Nyotaimori, also known as “body sushi”, is a form of food play where sushi or sashimi is served on and eaten from the typically naked female body. The equivalent practice on a male body is called Nantaimori.
History of Nyotaimori
The origin of nyotaimori is ambiguous at best, for there is a notable lack of primary sources on the subject.
Food play in Japan can be traced back to Edo period (1603-1867) with the practice of wakamezake, an act that involves drinking sake from a woman’s pubic region. It was at this time that nyotaimori may have become popular as well, when Geisha houses would host samurai warriors who celebrated their victories by enjoying nyotaimori feasts. Others claim it finds its roots with the Yakuza, the Japanese mafia, who showed off the extravagance of their power and wealth by reducing human bodies to decorative art pieces.
In the latter half of the 20th century, eroticized images of nyotaimori were used in tourism advertisements that targeted male customers traveling alone to the hot spring regions of Japan. The practice was later adopted by other industries as a novel or extravagant addition to an event. In the West, it has become especially popular for events such as bachelor parties.
The model lies still and horizontal on their back, mostly or completely nude. The sushi pieces may be arranged on leaves, which are placed on flatter areas of the model’s body where the pieces are less likely to roll off.
To comply with health and food safety regulations, a protective layer of plastic or other material may be placed between the skin of the model and the food to be consumed. The model remains quiet and stoic throughout the event and they do not engage with the guests. They are meant to play the role of a plate or a dish, not entertain the guests present.
Guests typically use chopsticks to remove pieces of sushi from the mode, though some places may permit their guests to use their hands. The model is to be respected and guests are discouraged from talking to or interacting with them.
While there is an erotic element to the art of nyotaimori, it is typically not a sexual experience and touching the model beyond collecting the pieces of food is generally not allowed. However, some establishments are less strict and permit some more gratuitous touching of the model.
Trends and Controversy
Nyotaimori may have ties that can be traced back to Japan, but it is not widely practiced in Japan today. It gained international notoriety around the turn of the 21st century, though its reception has varied from mere balking to outright banning.

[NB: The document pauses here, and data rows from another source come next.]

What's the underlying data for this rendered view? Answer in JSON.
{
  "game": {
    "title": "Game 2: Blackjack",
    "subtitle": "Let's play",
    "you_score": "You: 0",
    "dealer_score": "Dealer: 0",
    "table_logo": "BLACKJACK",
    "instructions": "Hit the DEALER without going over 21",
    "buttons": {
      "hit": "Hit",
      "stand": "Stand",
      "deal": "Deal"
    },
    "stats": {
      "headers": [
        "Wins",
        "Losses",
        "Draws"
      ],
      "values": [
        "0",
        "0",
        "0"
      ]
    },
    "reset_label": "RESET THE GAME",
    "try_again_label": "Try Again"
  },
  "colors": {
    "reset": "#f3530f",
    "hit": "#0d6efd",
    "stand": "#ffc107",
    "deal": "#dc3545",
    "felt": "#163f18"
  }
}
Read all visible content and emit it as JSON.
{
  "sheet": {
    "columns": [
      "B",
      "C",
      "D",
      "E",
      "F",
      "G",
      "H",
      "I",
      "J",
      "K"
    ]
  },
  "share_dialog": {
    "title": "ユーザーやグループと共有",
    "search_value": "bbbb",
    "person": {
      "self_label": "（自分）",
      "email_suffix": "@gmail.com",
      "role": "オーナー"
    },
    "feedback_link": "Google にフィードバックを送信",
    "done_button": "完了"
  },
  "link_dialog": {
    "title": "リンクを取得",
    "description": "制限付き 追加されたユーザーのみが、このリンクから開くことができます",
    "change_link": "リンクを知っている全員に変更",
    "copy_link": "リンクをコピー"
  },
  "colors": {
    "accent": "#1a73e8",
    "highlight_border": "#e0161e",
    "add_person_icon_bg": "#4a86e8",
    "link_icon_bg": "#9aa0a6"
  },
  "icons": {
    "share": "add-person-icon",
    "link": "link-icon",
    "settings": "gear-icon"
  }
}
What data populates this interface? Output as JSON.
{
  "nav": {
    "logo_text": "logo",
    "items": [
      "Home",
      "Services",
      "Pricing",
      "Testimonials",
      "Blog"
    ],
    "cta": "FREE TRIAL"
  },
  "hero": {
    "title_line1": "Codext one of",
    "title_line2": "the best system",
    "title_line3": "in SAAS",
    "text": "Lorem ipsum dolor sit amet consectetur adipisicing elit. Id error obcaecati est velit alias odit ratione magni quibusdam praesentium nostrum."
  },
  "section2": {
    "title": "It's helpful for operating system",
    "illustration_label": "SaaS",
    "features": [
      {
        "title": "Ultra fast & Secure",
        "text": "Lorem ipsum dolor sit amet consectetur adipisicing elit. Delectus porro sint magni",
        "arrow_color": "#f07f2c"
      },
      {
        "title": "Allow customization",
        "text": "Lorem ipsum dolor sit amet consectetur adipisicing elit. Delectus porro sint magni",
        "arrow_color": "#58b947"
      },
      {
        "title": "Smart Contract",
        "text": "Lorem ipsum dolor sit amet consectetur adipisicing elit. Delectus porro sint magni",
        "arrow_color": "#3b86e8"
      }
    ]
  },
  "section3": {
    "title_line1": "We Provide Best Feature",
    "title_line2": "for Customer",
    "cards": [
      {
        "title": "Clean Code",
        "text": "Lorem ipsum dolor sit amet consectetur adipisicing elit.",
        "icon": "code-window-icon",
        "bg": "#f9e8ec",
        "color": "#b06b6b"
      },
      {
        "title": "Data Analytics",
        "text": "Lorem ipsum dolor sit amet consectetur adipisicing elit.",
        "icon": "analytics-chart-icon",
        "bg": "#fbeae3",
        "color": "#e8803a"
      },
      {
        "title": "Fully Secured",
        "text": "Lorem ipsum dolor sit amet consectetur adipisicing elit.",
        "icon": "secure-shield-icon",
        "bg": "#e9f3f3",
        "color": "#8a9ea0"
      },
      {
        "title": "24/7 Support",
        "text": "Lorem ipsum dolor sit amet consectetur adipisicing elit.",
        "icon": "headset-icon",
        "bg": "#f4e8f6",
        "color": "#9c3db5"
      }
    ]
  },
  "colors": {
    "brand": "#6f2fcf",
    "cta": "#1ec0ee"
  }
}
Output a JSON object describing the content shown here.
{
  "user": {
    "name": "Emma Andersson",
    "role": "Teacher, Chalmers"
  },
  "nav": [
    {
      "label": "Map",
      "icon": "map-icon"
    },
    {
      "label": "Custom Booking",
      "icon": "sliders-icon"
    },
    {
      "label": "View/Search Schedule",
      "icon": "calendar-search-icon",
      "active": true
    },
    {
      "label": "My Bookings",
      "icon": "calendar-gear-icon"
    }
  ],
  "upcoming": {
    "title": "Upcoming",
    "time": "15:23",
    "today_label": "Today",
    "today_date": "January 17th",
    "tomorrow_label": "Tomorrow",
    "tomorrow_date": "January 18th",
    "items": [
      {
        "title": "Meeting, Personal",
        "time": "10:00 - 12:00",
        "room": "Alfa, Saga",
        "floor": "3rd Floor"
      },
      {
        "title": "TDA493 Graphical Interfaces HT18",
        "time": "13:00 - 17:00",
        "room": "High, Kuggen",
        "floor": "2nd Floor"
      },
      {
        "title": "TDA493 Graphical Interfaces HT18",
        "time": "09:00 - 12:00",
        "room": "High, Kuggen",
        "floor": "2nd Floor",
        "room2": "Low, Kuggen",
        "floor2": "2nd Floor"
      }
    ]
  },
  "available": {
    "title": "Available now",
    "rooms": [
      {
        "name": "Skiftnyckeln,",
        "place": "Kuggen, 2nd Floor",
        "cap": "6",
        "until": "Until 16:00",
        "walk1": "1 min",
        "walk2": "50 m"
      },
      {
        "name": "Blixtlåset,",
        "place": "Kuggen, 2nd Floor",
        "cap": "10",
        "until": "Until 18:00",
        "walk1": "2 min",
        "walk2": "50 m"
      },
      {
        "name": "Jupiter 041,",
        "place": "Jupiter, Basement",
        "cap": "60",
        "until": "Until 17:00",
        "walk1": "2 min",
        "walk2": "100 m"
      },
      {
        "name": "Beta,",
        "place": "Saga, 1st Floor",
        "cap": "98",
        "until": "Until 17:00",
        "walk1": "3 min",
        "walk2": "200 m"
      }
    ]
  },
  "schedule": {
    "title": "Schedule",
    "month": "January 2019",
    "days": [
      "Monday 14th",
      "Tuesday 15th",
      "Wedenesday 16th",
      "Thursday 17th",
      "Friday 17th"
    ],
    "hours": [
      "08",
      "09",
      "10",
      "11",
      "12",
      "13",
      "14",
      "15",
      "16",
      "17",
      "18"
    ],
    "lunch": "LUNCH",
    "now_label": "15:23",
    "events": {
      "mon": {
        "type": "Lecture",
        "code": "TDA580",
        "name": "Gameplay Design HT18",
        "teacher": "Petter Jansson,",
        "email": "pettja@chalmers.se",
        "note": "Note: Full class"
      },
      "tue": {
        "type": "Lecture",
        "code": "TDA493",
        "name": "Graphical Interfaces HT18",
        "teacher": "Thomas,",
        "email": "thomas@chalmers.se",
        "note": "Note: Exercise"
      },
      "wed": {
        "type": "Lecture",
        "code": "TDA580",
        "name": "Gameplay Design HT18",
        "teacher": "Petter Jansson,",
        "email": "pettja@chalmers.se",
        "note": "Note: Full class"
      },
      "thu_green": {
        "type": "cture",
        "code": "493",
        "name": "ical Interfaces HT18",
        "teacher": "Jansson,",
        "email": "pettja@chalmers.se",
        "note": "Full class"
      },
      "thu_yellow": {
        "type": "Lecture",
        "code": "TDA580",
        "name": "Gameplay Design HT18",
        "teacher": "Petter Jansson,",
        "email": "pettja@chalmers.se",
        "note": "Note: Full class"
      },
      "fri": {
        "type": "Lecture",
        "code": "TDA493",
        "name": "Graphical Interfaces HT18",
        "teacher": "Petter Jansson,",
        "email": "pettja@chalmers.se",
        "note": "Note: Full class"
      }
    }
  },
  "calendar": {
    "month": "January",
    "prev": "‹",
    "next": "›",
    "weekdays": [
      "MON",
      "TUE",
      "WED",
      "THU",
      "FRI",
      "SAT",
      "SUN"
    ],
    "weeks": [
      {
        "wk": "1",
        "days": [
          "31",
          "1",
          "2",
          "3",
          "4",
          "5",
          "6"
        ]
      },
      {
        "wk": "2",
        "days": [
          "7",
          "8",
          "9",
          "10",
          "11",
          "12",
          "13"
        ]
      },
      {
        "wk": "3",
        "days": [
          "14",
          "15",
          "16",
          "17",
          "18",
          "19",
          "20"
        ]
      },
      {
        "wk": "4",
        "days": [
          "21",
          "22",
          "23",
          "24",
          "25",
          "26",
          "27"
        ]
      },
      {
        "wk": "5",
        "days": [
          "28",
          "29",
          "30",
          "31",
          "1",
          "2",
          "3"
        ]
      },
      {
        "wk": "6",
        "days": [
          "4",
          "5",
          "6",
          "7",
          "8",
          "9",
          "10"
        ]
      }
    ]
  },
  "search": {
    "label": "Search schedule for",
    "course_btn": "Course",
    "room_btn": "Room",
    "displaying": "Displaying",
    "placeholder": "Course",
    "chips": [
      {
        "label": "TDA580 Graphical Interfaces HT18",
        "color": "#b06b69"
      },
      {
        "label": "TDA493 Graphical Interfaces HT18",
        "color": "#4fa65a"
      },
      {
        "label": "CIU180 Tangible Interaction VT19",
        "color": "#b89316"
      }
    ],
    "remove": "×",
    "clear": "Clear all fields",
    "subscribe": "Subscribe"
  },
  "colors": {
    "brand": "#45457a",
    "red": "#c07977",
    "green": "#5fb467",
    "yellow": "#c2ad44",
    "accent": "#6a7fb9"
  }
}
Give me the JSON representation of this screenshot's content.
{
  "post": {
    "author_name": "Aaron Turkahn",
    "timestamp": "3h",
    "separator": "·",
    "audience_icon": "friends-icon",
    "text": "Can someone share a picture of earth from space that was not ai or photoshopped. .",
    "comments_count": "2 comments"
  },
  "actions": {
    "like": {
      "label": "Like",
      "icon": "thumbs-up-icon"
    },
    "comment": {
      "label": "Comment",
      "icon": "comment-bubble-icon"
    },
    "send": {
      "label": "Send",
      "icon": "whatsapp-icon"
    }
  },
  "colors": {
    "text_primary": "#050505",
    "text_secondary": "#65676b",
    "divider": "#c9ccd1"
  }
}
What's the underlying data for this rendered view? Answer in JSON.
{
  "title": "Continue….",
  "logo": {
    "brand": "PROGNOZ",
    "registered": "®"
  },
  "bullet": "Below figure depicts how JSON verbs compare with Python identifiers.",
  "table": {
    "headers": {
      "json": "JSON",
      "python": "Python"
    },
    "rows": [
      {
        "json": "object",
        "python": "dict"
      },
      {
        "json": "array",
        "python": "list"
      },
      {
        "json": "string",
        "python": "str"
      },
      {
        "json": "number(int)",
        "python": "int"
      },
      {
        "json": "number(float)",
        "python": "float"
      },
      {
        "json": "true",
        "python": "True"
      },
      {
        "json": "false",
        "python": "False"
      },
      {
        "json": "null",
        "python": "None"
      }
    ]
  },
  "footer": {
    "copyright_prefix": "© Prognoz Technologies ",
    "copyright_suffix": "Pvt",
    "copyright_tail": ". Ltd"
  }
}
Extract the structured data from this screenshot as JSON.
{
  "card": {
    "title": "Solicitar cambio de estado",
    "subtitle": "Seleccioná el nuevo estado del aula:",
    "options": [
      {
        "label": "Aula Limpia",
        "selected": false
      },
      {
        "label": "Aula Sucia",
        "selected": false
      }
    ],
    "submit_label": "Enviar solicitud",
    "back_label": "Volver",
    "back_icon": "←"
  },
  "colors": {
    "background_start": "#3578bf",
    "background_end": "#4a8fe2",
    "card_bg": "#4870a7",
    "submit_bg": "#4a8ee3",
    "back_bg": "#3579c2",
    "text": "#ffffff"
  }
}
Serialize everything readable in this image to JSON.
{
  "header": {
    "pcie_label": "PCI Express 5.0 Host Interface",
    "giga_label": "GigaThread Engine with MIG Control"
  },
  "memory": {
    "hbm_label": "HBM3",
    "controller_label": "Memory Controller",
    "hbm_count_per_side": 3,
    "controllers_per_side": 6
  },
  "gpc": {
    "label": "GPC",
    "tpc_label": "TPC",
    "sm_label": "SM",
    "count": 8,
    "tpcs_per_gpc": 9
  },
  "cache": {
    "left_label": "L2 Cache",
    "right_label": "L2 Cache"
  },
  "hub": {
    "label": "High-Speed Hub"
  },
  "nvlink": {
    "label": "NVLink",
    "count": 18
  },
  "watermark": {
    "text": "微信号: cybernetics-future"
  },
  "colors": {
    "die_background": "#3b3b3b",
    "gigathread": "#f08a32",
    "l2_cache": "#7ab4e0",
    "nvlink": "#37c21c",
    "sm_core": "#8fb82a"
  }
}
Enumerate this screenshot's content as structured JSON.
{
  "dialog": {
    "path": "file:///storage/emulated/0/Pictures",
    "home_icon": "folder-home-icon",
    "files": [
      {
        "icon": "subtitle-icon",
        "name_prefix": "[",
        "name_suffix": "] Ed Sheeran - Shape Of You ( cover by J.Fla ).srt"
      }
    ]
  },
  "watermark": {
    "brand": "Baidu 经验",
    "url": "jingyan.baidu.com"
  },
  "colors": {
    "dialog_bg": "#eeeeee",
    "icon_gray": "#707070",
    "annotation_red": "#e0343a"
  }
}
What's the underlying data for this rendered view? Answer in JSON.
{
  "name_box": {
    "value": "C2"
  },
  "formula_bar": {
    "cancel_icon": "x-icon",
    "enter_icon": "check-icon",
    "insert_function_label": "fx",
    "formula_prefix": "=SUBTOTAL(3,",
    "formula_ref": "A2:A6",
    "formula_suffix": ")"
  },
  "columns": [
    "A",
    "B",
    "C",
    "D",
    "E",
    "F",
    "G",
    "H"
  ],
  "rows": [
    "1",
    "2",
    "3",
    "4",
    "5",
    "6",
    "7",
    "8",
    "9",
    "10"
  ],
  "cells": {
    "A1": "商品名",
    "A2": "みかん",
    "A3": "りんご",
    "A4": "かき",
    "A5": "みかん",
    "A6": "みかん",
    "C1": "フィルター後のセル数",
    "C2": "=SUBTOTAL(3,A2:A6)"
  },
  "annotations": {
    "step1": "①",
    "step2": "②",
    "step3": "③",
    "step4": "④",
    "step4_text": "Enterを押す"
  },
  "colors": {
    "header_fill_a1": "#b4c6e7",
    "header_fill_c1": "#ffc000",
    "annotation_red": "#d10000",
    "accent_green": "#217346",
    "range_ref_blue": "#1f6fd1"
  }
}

Many have deemed the practice as one that objectifies and degrades the model, and some countries have outlawed it on the grounds of public health as well as moral concerns.